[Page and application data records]

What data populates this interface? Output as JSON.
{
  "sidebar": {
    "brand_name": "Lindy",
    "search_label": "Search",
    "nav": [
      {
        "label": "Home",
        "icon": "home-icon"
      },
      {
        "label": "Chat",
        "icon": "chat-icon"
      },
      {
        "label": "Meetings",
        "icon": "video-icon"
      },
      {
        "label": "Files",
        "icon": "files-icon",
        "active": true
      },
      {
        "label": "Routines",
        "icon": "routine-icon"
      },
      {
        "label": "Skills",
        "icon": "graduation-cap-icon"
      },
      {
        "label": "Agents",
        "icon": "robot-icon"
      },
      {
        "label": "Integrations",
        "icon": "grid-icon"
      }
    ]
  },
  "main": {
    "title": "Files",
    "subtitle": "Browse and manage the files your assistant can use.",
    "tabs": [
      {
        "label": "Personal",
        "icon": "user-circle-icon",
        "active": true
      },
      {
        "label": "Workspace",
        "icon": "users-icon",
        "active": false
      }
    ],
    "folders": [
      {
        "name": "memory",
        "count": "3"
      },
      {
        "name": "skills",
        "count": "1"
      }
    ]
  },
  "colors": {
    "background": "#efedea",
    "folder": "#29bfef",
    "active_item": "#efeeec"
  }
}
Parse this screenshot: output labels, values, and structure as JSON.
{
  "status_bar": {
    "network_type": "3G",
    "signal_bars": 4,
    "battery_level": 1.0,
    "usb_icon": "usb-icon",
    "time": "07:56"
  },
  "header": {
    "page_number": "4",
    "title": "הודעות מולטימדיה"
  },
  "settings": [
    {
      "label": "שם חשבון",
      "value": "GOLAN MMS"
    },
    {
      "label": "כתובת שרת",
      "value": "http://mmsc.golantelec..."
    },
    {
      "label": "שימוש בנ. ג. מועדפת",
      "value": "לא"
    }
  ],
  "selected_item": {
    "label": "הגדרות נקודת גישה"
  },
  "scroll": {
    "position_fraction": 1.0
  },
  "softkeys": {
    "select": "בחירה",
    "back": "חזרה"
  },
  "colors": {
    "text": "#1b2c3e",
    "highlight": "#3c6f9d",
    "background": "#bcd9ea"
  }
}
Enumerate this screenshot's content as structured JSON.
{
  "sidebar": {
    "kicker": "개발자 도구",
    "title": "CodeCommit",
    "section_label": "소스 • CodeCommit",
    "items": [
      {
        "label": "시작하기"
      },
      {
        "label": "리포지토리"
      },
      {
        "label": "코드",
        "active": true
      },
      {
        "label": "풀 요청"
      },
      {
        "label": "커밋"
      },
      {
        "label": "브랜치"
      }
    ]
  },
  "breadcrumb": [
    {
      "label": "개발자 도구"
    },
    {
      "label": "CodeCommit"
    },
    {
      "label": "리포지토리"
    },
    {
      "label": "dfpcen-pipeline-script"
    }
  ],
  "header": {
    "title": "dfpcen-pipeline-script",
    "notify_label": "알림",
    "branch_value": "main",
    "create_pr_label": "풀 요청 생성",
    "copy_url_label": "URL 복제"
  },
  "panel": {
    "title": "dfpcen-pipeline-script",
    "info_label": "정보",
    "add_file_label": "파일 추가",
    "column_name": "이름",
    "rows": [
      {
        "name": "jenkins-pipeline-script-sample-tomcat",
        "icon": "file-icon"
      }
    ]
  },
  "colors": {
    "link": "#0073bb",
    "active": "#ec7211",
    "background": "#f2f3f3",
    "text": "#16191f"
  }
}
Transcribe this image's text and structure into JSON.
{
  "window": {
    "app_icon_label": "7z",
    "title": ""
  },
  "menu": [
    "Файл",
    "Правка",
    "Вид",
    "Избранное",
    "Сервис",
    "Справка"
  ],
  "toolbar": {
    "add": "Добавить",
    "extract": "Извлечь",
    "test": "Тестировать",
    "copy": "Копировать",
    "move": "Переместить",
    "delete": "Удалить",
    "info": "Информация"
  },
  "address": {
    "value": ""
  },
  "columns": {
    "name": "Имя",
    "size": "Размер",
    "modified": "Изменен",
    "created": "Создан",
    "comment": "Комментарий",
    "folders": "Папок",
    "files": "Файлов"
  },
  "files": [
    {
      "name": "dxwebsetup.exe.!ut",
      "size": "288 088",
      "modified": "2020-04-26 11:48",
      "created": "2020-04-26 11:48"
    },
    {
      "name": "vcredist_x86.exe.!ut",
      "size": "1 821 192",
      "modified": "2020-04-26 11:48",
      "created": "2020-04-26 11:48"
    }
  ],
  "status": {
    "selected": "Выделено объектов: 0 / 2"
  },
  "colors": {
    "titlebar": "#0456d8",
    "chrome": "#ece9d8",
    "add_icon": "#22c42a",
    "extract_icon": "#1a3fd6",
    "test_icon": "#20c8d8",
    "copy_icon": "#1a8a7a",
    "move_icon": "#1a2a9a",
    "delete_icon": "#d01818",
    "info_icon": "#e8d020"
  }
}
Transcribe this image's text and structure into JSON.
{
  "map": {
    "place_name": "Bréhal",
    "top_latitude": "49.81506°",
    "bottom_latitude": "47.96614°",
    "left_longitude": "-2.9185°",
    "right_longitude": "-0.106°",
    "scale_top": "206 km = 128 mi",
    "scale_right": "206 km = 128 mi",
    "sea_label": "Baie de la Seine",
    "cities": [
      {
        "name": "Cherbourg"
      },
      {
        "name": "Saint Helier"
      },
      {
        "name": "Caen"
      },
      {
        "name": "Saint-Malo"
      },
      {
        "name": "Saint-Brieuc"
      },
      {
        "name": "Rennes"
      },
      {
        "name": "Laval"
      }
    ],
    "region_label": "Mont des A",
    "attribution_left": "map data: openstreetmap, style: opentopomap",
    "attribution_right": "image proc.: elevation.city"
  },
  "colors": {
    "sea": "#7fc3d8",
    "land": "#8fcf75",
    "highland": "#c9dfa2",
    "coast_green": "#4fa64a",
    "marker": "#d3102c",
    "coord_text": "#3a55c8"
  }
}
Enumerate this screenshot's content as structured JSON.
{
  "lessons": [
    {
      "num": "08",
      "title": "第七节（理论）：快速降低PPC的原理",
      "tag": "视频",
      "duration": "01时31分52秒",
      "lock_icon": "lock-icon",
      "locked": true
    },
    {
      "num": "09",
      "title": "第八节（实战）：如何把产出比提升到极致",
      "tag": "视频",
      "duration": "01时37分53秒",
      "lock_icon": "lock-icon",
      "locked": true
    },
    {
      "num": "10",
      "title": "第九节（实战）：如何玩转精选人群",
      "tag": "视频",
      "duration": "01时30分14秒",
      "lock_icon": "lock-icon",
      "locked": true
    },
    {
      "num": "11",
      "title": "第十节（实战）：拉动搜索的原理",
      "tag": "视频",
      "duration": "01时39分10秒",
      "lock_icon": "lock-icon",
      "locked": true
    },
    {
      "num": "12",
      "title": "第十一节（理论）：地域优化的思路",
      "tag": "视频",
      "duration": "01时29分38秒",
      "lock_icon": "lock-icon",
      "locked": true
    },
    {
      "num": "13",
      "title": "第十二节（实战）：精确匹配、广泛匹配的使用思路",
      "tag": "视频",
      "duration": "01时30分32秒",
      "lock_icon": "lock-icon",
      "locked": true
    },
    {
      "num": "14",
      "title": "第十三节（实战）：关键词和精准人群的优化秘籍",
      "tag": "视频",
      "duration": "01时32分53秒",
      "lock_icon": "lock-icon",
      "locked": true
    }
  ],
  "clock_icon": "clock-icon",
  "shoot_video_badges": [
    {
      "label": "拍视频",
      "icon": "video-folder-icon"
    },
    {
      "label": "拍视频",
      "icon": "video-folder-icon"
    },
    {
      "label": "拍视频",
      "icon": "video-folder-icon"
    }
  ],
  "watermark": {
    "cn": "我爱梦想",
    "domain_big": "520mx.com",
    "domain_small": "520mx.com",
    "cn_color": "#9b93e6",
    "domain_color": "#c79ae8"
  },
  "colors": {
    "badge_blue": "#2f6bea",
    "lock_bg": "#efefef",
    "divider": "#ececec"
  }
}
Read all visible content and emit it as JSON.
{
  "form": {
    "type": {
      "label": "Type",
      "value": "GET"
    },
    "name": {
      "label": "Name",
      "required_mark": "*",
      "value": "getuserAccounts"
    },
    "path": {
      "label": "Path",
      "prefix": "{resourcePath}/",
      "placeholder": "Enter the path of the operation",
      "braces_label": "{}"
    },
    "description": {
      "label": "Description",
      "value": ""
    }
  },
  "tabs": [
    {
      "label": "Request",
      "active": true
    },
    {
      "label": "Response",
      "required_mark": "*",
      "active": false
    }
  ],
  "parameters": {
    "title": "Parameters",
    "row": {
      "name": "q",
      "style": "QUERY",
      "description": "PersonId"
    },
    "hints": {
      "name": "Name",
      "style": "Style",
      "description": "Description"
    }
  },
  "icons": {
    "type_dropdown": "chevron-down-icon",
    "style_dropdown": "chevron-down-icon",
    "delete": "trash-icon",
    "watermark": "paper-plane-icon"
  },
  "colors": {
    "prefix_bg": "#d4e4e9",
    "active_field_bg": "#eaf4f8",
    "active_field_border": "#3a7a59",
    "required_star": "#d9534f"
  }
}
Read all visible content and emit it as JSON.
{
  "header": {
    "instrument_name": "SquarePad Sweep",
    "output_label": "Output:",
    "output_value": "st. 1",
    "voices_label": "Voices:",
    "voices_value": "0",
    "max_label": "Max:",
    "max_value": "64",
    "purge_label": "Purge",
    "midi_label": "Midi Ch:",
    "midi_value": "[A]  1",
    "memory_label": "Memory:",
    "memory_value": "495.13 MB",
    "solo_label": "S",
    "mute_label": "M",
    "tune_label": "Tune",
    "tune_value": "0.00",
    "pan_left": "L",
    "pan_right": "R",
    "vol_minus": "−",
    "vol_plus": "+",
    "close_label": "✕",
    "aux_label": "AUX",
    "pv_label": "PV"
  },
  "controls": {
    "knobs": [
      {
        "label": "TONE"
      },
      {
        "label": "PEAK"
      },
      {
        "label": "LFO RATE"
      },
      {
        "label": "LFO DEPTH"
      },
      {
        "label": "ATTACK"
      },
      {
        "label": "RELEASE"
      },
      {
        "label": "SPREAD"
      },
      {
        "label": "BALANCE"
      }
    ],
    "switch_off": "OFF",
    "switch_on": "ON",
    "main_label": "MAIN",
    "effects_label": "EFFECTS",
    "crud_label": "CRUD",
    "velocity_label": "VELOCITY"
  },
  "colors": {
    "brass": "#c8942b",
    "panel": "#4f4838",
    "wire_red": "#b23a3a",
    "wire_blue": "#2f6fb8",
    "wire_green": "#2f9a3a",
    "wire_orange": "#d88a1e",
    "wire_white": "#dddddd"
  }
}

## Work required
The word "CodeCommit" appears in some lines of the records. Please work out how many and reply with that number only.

## Exercise solution
3